* MATERIAL FOR THIS EXERCISE
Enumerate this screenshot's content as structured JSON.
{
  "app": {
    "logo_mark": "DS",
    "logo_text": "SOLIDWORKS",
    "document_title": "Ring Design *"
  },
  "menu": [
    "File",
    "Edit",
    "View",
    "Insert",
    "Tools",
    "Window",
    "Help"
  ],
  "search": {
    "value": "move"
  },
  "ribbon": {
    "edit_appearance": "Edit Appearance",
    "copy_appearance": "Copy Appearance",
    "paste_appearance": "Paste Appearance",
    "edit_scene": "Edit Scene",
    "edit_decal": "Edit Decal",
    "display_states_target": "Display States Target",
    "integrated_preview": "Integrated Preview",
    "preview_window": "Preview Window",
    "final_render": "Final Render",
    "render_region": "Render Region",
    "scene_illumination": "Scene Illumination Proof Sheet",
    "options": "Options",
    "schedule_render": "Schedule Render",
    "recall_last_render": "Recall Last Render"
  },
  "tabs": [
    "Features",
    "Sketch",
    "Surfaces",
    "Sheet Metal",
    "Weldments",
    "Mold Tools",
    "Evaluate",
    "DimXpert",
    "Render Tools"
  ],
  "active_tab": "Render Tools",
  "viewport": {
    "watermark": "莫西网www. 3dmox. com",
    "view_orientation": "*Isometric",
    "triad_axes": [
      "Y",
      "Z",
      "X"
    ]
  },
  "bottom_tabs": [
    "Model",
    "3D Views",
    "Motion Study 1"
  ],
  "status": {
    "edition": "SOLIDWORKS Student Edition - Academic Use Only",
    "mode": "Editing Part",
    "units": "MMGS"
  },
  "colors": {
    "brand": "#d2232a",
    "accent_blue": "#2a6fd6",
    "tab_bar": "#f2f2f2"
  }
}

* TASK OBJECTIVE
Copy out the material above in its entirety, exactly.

* EXERCISE RESULT
Enumerate this screenshot's content as structured JSON.
{
  "app": {
    "logo_mark": "DS",
    "logo_text": "SOLIDWORKS",
    "document_title": "Ring Design *"
  },
  "menu": [
    "File",
    "Edit",
    "View",
    "Insert",
    "Tools",
    "Window",
    "Help"
  ],
  "search": {
    "value": "move"
  },
  "ribbon": {
    "edit_appearance": "Edit Appearance",
    "copy_appearance": "Copy Appearance",
    "paste_appearance": "Paste Appearance",
    "edit_scene": "Edit Scene",
    "edit_decal": "Edit Decal",
    "display_states_target": "Display States Target",
    "integrated_preview": "Integrated Preview",
    "preview_window": "Preview Window",
    "final_render": "Final Render",
    "render_region": "Render Region",
    "scene_illumination": "Scene Illumination Proof Sheet",
    "options": "Options",
    "schedule_render": "Schedule Render",
    "recall_last_render": "Recall Last Render"
  },
  "tabs": [
    "Features",
    "Sketch",
    "Surfaces",
    "Sheet Metal",
    "Weldments",
    "Mold Tools",
    "Evaluate",
    "DimXpert",
    "Render Tools"
  ],
  "active_tab": "Render Tools",
  "viewport": {
    "watermark": "莫西网www. 3dmox. com",
    "view_orientation": "*Isometric",
    "triad_axes": [
      "Y",
      "Z",
      "X"
    ]
  },
  "bottom_tabs": [
    "Model",
    "3D Views",
    "Motion Study 1"
  ],
  "status": {
    "edition": "SOLIDWORKS Student Edition - Academic Use Only",
    "mode": "Editing Part",
    "units": "MMGS"
  },
  "colors": {
    "brand": "#d2232a",
    "accent_blue": "#2a6fd6",
    "tab_bar": "#f2f2f2"
  }
}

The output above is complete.